- **Work to be completed**
If a line in the records below holds the string "加盟店向け", count it; give only the total.

- **Extracted records**
────
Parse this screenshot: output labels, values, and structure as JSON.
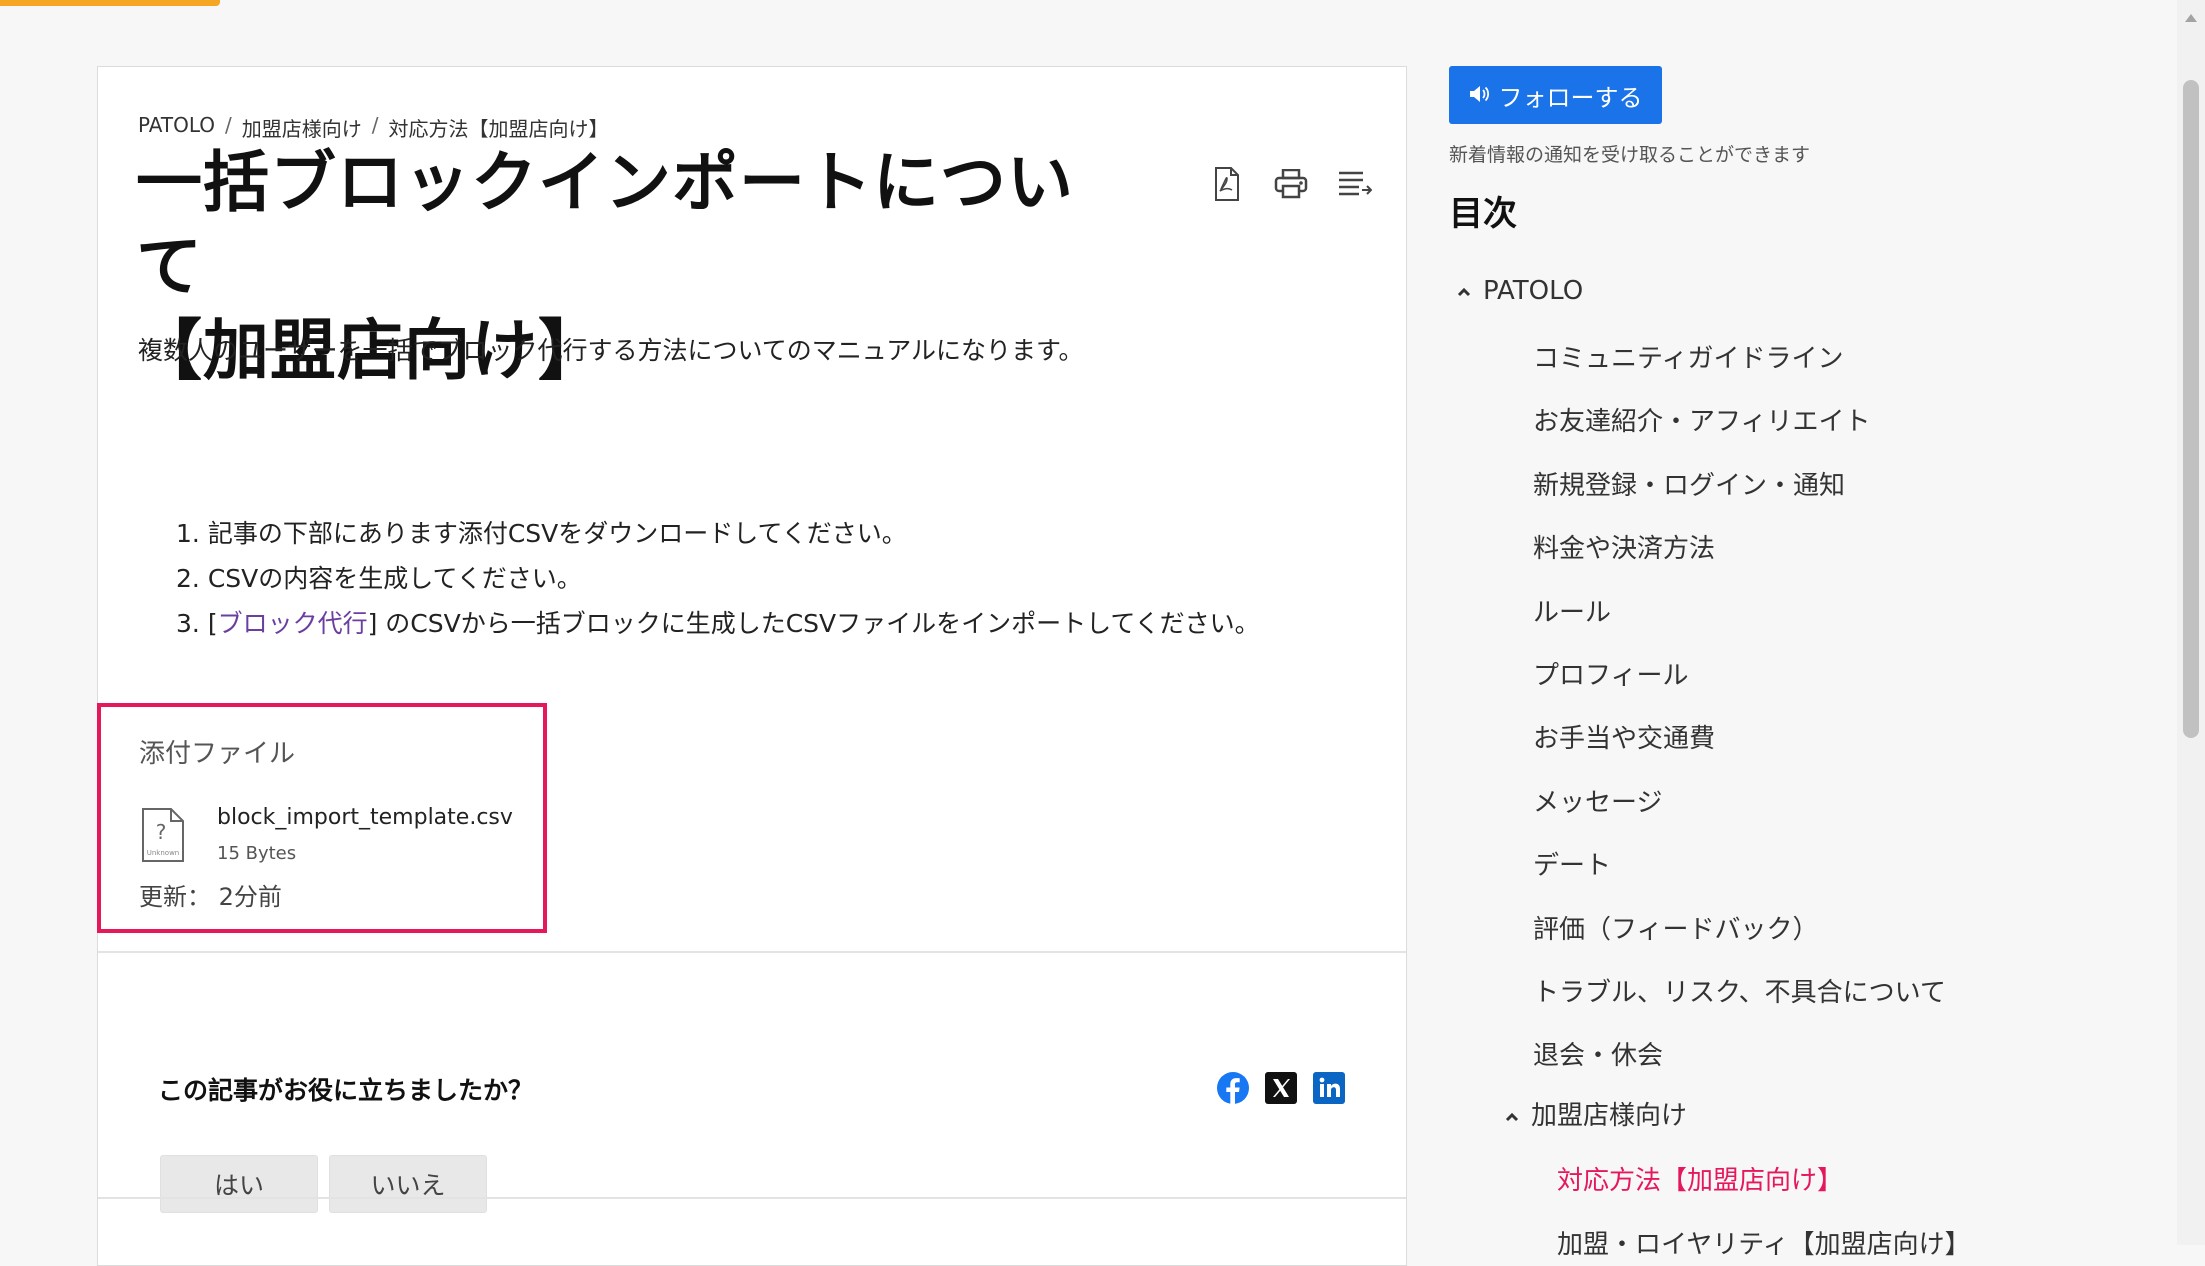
{
  "breadcrumb": [
    "PATOLO",
    "加盟店様向け",
    "対応方法【加盟店向け】"
  ],
  "breadcrumb_sep": "/",
  "article": {
    "title_line1": "一括ブロックインポートについて",
    "title_line2": "【加盟店向け】",
    "intro": "複数人のユーザーを一括でブロック代行する方法についてのマニュアルになります。",
    "steps": [
      {
        "num": "1.",
        "text": "記事の下部にあります添付CSVをダウンロードしてください。"
      },
      {
        "num": "2.",
        "text": "CSVの内容を生成してください。"
      },
      {
        "num": "3.",
        "pre": "[",
        "link": "ブロック代行",
        "post": "] のCSVから一括ブロックに生成したCSVファイルをインポートしてください。"
      }
    ],
    "tools": [
      "pdf-icon",
      "print-icon",
      "subscribe-icon"
    ]
  },
  "attachment": {
    "label": "添付ファイル",
    "file_name": "block_import_template.csv",
    "file_size": "15 Bytes",
    "icon_text": "Unknown",
    "updated_label": "更新：",
    "updated_value": "2分前"
  },
  "feedback": {
    "question": "この記事がお役に立ちましたか？",
    "yes": "はい",
    "no": "いいえ",
    "social": [
      "facebook-icon",
      "x-icon",
      "linkedin-icon"
    ]
  },
  "sidebar": {
    "follow_label": "フォローする",
    "follow_note": "新着情報の通知を受け取ることができます",
    "toc_title": "目次",
    "toc_root": "PATOLO",
    "toc_items": [
      "コミュニティガイドライン",
      "お友達紹介・アフィリエイト",
      "新規登録・ログイン・通知",
      "料金や決済方法",
      "ルール",
      "プロフィール",
      "お手当や交通費",
      "メッセージ",
      "デート",
      "評価（フィードバック）",
      "トラブル、リスク、不具合について",
      "退会・休会"
    ],
    "toc_sub_group": "加盟店様向け",
    "toc_sub_items": [
      "対応方法【加盟店向け】",
      "加盟・ロイヤリティ【加盟店向け】"
    ]
  },
  "colors": {
    "accent": "#1a73e8",
    "active_link": "#e6185c",
    "highlight_box": "#e6185c",
    "progress": "#f5a623"
  }
}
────
- **Output of the exercise**
4